**About this task:** Scan the listing below for the word "image" and copy every line where it occurs.

**Data excerpts:**

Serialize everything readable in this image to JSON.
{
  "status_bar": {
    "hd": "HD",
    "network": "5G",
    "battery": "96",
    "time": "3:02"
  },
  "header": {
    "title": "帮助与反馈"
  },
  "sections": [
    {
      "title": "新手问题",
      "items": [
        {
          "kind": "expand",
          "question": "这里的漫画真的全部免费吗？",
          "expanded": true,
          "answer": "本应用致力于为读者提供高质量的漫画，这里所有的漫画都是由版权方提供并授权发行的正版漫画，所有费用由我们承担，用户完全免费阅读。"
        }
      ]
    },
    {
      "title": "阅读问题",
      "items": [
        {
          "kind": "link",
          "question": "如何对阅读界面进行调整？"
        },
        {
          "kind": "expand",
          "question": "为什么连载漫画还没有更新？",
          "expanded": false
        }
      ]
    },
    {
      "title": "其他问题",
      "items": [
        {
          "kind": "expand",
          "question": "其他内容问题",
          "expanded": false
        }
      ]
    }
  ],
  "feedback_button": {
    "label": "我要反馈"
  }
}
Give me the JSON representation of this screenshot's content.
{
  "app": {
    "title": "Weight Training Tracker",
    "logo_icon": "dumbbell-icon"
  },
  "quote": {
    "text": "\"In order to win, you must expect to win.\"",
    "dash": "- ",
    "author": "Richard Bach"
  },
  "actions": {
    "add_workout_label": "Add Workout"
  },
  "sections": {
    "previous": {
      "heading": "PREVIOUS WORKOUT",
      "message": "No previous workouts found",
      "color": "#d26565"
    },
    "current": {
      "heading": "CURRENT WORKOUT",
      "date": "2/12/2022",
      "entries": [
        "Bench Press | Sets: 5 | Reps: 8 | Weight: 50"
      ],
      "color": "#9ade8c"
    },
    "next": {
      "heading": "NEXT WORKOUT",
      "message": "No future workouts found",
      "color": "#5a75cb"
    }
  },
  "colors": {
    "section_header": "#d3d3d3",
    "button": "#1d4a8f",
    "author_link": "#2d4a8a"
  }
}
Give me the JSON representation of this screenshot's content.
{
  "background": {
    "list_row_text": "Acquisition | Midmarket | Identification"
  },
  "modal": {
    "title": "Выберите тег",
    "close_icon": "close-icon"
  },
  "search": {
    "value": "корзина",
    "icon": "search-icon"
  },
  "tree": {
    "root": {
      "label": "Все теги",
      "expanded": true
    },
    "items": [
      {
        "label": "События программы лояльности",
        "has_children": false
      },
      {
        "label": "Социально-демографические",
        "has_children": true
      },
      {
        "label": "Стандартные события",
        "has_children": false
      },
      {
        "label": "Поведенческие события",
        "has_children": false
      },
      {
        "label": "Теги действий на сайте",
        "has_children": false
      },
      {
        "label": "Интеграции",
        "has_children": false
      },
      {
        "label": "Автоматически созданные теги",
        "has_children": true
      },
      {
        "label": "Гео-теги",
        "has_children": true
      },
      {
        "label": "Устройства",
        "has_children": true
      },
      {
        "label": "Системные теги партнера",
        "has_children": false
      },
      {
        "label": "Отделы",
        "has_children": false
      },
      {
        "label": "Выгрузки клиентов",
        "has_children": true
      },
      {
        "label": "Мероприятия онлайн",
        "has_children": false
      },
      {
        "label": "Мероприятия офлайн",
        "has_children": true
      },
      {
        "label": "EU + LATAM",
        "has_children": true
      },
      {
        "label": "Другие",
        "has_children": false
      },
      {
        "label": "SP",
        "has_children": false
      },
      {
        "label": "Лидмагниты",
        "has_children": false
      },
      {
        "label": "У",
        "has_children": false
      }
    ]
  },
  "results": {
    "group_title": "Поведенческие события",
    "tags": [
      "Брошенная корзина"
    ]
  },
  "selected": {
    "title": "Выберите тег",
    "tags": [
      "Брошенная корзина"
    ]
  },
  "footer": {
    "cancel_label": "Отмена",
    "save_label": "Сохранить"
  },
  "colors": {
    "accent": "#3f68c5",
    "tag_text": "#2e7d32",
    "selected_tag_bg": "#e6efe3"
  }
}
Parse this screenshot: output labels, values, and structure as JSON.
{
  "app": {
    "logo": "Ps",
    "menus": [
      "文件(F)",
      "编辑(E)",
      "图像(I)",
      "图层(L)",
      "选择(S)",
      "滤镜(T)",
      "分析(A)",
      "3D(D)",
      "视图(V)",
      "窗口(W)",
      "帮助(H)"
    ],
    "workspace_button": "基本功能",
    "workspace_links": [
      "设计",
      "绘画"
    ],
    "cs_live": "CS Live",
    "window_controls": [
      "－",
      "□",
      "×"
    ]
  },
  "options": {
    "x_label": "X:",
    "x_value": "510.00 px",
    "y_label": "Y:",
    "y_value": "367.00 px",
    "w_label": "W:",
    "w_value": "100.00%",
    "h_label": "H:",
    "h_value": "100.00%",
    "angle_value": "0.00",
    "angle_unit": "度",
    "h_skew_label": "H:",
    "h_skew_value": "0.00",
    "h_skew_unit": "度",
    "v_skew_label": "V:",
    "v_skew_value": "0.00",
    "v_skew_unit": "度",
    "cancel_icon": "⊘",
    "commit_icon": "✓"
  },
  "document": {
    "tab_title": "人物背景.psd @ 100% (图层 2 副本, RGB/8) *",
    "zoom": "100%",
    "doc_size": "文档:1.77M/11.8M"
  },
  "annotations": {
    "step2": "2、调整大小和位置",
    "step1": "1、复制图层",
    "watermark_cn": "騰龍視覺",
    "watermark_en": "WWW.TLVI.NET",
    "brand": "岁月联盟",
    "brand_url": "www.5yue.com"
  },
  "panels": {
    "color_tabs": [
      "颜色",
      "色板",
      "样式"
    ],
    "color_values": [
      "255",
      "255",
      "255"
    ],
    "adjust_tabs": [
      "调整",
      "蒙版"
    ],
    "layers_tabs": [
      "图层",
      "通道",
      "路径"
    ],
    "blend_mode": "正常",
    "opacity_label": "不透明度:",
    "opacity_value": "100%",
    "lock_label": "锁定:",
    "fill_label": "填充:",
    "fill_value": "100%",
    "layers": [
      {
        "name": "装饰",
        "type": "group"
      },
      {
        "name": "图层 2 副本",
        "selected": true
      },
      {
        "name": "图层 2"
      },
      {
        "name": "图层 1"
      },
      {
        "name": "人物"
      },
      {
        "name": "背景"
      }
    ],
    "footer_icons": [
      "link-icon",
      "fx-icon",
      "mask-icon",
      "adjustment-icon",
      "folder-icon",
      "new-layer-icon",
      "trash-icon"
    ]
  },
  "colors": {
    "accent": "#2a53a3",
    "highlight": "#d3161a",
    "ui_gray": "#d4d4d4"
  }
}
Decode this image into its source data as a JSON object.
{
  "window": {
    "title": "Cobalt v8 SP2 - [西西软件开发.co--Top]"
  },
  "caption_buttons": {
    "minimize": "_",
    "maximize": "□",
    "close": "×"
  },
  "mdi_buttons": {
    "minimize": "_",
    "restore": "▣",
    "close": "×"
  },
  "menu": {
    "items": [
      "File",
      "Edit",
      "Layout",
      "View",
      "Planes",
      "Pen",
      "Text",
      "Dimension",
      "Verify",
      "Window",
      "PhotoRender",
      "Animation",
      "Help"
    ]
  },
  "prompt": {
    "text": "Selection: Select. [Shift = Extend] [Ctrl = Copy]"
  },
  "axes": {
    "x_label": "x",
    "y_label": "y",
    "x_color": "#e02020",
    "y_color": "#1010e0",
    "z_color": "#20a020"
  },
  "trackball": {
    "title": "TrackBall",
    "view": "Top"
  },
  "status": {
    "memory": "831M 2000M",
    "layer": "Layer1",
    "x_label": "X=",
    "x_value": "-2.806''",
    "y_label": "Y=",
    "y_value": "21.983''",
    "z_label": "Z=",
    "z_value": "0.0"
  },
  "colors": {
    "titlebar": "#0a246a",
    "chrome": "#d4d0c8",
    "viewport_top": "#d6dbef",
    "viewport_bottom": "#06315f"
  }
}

**Written solution:**
Serialize everything readable in this image to JSON.
Decode this image into its source data as a JSON object.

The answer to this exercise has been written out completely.